● **Problem to solve**
Set down the data that follows again, exactly as written.

= = =

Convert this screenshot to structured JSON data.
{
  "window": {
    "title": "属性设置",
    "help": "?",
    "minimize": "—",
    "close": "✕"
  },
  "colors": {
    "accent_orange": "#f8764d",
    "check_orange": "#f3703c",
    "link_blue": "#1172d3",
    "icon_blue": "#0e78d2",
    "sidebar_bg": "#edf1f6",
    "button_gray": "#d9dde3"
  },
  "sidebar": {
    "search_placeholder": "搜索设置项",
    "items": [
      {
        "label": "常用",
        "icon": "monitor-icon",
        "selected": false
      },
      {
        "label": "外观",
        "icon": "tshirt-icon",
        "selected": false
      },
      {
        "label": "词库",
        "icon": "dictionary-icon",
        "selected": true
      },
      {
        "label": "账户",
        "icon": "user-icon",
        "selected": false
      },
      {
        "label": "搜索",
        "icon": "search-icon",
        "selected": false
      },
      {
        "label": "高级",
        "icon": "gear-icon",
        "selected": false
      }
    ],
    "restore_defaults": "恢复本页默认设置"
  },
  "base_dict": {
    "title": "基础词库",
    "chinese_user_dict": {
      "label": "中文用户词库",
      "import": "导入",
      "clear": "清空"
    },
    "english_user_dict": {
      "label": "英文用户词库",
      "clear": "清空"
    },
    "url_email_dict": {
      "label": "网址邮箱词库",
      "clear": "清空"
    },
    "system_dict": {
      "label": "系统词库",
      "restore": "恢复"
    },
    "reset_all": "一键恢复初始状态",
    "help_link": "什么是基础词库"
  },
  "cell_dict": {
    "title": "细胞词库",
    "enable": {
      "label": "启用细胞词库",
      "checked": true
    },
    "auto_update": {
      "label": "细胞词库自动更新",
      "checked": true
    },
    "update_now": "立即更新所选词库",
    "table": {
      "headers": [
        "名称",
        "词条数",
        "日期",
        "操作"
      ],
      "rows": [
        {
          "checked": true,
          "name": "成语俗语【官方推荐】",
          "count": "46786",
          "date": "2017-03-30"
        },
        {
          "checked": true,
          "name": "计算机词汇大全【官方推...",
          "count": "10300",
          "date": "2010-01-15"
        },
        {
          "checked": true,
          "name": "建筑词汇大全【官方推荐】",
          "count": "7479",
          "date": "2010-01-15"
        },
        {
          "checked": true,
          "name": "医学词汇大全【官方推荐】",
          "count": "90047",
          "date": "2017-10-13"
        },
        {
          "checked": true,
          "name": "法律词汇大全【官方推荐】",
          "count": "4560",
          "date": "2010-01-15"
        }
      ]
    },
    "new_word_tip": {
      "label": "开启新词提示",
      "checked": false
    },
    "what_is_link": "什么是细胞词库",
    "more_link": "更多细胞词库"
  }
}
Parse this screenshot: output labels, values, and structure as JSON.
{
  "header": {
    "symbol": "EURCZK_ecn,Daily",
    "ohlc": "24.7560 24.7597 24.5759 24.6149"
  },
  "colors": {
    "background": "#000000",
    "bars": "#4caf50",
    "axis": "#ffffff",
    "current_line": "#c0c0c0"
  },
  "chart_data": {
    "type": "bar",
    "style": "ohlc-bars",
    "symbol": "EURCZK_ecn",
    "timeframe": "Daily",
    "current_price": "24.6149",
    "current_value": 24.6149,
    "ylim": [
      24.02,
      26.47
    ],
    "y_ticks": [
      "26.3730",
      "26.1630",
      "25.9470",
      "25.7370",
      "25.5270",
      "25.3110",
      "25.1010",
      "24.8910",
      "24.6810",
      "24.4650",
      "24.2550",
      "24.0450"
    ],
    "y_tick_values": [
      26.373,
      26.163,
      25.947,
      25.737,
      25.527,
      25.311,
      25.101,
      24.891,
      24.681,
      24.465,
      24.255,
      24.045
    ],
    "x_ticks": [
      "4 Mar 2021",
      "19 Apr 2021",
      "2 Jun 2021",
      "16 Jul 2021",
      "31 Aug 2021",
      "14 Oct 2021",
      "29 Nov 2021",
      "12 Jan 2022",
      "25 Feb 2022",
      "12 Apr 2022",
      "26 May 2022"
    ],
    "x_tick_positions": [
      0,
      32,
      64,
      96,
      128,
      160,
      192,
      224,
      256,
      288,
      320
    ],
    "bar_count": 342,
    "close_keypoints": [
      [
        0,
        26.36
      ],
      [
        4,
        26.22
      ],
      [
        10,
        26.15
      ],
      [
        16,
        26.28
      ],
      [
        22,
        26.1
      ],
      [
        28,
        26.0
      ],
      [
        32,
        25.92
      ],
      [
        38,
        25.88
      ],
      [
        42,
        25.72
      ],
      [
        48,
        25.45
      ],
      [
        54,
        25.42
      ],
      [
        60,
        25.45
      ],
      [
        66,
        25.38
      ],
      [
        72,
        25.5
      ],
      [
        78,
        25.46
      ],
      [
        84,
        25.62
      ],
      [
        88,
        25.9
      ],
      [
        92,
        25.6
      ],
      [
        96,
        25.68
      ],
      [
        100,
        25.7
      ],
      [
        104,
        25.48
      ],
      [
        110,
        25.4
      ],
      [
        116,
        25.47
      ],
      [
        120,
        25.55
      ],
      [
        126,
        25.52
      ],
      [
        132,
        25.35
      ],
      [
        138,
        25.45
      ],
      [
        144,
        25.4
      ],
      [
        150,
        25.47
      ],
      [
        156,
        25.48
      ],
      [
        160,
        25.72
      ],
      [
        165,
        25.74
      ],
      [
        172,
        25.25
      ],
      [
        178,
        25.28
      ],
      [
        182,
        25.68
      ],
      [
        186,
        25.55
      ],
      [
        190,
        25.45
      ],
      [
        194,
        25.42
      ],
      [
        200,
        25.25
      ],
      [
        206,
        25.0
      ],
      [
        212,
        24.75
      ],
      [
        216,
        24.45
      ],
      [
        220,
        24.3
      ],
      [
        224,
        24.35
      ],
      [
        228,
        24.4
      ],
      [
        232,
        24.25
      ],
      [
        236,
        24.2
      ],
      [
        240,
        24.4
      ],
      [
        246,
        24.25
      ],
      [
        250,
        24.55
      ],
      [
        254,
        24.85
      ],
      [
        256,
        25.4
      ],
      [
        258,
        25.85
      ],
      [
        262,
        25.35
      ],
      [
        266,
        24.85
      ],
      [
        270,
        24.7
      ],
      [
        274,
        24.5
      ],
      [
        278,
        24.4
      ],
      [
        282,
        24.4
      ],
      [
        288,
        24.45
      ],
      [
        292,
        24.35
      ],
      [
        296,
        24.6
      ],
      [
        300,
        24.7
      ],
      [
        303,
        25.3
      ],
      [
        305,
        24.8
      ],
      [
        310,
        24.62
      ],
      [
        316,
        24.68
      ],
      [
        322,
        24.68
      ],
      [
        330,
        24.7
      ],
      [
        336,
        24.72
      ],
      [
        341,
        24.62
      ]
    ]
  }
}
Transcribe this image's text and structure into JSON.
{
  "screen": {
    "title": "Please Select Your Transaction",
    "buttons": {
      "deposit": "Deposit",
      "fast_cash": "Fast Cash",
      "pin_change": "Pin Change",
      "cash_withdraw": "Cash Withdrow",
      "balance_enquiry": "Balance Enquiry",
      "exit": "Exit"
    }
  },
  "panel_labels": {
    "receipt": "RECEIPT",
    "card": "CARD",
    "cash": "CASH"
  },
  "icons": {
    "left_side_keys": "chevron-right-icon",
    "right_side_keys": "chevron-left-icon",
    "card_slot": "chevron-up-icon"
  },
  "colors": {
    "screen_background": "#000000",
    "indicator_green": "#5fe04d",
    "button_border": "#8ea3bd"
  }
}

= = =

● **Output for this exercise**
Convert this screenshot to structured JSON data.
{
  "window": {
    "title": "属性设置",
    "help": "?",
    "minimize": "—",
    "close": "✕"
  },
  "colors": {
    "accent_orange": "#f8764d",
    "check_orange": "#f3703c",
    "link_blue": "#1172d3",
    "icon_blue": "#0e78d2",
    "sidebar_bg": "#edf1f6",
    "button_gray": "#d9dde3"
  },
  "sidebar": {
    "search_placeholder": "搜索设置项",
    "items": [
      {
        "label": "常用",
        "icon": "monitor-icon",
        "selected": false
      },
      {
        "label": "外观",
        "icon": "tshirt-icon",
        "selected": false
      },
      {
        "label": "词库",
        "icon": "dictionary-icon",
        "selected": true
      },
      {
        "label": "账户",
        "icon": "user-icon",
        "selected": false
      },
      {
        "label": "搜索",
        "icon": "search-icon",
        "selected": false
      },
      {
        "label": "高级",
        "icon": "gear-icon",
        "selected": false
      }
    ],
    "restore_defaults": "恢复本页默认设置"
  },
  "base_dict": {
    "title": "基础词库",
    "chinese_user_dict": {
      "label": "中文用户词库",
      "import": "导入",
      "clear": "清空"
    },
    "english_user_dict": {
      "label": "英文用户词库",
      "clear": "清空"
    },
    "url_email_dict": {
      "label": "网址邮箱词库",
      "clear": "清空"
    },
    "system_dict": {
      "label": "系统词库",
      "restore": "恢复"
    },
    "reset_all": "一键恢复初始状态",
    "help_link": "什么是基础词库"
  },
  "cell_dict": {
    "title": "细胞词库",
    "enable": {
      "label": "启用细胞词库",
      "checked": true
    },
    "auto_update": {
      "label": "细胞词库自动更新",
      "checked": true
    },
    "update_now": "立即更新所选词库",
    "table": {
      "headers": [
        "名称",
        "词条数",
        "日期",
        "操作"
      ],
      "rows": [
        {
          "checked": true,
          "name": "成语俗语【官方推荐】",
          "count": "46786",
          "date": "2017-03-30"
        },
        {
          "checked": true,
          "name": "计算机词汇大全【官方推...",
          "count": "10300",
          "date": "2010-01-15"
        },
        {
          "checked": true,
          "name": "建筑词汇大全【官方推荐】",
          "count": "7479",
          "date": "2010-01-15"
        },
        {
          "checked": true,
          "name": "医学词汇大全【官方推荐】",
          "count": "90047",
          "date": "2017-10-13"
        },
        {
          "checked": true,
          "name": "法律词汇大全【官方推荐】",
          "count": "4560",
          "date": "2010-01-15"
        }
      ]
    },
    "new_word_tip": {
      "label": "开启新词提示",
      "checked": false
    },
    "what_is_link": "什么是细胞词库",
    "more_link": "更多细胞词库"
  }
}
Parse this screenshot: output labels, values, and structure as JSON.
{
  "header": {
    "symbol": "EURCZK_ecn,Daily",
    "ohlc": "24.7560 24.7597 24.5759 24.6149"
  },
  "colors": {
    "background": "#000000",
    "bars": "#4caf50",
    "axis": "#ffffff",
    "current_line": "#c0c0c0"
  },
  "chart_data": {
    "type": "bar",
    "style": "ohlc-bars",
    "symbol": "EURCZK_ecn",
    "timeframe": "Daily",
    "current_price": "24.6149",
    "current_value": 24.6149,
    "ylim": [
      24.02,
      26.47
    ],
    "y_ticks": [
      "26.3730",
      "26.1630",
      "25.9470",
      "25.7370",
      "25.5270",
      "25.3110",
      "25.1010",
      "24.8910",
      "24.6810",
      "24.4650",
      "24.2550",
      "24.0450"
    ],
    "y_tick_values": [
      26.373,
      26.163,
      25.947,
      25.737,
      25.527,
      25.311,
      25.101,
      24.891,
      24.681,
      24.465,
      24.255,
      24.045
    ],
    "x_ticks": [
      "4 Mar 2021",
      "19 Apr 2021",
      "2 Jun 2021",
      "16 Jul 2021",
      "31 Aug 2021",
      "14 Oct 2021",
      "29 Nov 2021",
      "12 Jan 2022",
      "25 Feb 2022",
      "12 Apr 2022",
      "26 May 2022"
    ],
    "x_tick_positions": [
      0,
      32,
      64,
      96,
      128,
      160,
      192,
      224,
      256,
      288,
      320
    ],
    "bar_count": 342,
    "close_keypoints": [
      [
        0,
        26.36
      ],
      [
        4,
        26.22
      ],
      [
        10,
        26.15
      ],
      [
        16,
        26.28
      ],
      [
        22,
        26.1
      ],
      [
        28,
        26.0
      ],
      [
        32,
        25.92
      ],
      [
        38,
        25.88
      ],
      [
        42,
        25.72
      ],
      [
        48,
        25.45
      ],
      [
        54,
        25.42
      ],
      [
        60,
        25.45
      ],
      [
        66,
        25.38
      ],
      [
        72,
        25.5
      ],
      [
        78,
        25.46
      ],
      [
        84,
        25.62
      ],
      [
        88,
        25.9
      ],
      [
        92,
        25.6
      ],
      [
        96,
        25.68
      ],
      [
        100,
        25.7
      ],
      [
        104,
        25.48
      ],
      [
        110,
        25.4
      ],
      [
        116,
        25.47
      ],
      [
        120,
        25.55
      ],
      [
        126,
        25.52
      ],
      [
        132,
        25.35
      ],
      [
        138,
        25.45
      ],
      [
        144,
        25.4
      ],
      [
        150,
        25.47
      ],
      [
        156,
        25.48
      ],
      [
        160,
        25.72
      ],
      [
        165,
        25.74
      ],
      [
        172,
        25.25
      ],
      [
        178,
        25.28
      ],
      [
        182,
        25.68
      ],
      [
        186,
        25.55
      ],
      [
        190,
        25.45
      ],
      [
        194,
        25.42
      ],
      [
        200,
        25.25
      ],
      [
        206,
        25.0
      ],
      [
        212,
        24.75
      ],
      [
        216,
        24.45
      ],
      [
        220,
        24.3
      ],
      [
        224,
        24.35
      ],
      [
        228,
        24.4
      ],
      [
        232,
        24.25
      ],
      [
        236,
        24.2
      ],
      [
        240,
        24.4
      ],
      [
        246,
        24.25
      ],
      [
        250,
        24.55
      ],
      [
        254,
        24.85
      ],
      [
        256,
        25.4
      ],
      [
        258,
        25.85
      ],
      [
        262,
        25.35
      ],
      [
        266,
        24.85
      ],
      [
        270,
        24.7
      ],
      [
        274,
        24.5
      ],
      [
        278,
        24.4
      ],
      [
        282,
        24.4
      ],
      [
        288,
        24.45
      ],
      [
        292,
        24.35
      ],
      [
        296,
        24.6
      ],
      [
        300,
        24.7
      ],
      [
        303,
        25.3
      ],
      [
        305,
        24.8
      ],
      [
        310,
        24.62
      ],
      [
        316,
        24.68
      ],
      [
        322,
        24.68
      ],
      [
        330,
        24.7
      ],
      [
        336,
        24.72
      ],
      [
        341,
        24.62
      ]
    ]
  }
}
Transcribe this image's text and structure into JSON.
{
  "screen": {
    "title": "Please Select Your Transaction",
    "buttons": {
      "deposit": "Deposit",
      "fast_cash": "Fast Cash",
      "pin_change": "Pin Change",
      "cash_withdraw": "Cash Withdrow",
      "balance_enquiry": "Balance Enquiry",
      "exit": "Exit"
    }
  },
  "panel_labels": {
    "receipt": "RECEIPT",
    "card": "CARD",
    "cash": "CASH"
  },
  "icons": {
    "left_side_keys": "chevron-right-icon",
    "right_side_keys": "chevron-left-icon",
    "card_slot": "chevron-up-icon"
  },
  "colors": {
    "screen_background": "#000000",
    "indicator_green": "#5fe04d",
    "button_border": "#8ea3bd"
  }
}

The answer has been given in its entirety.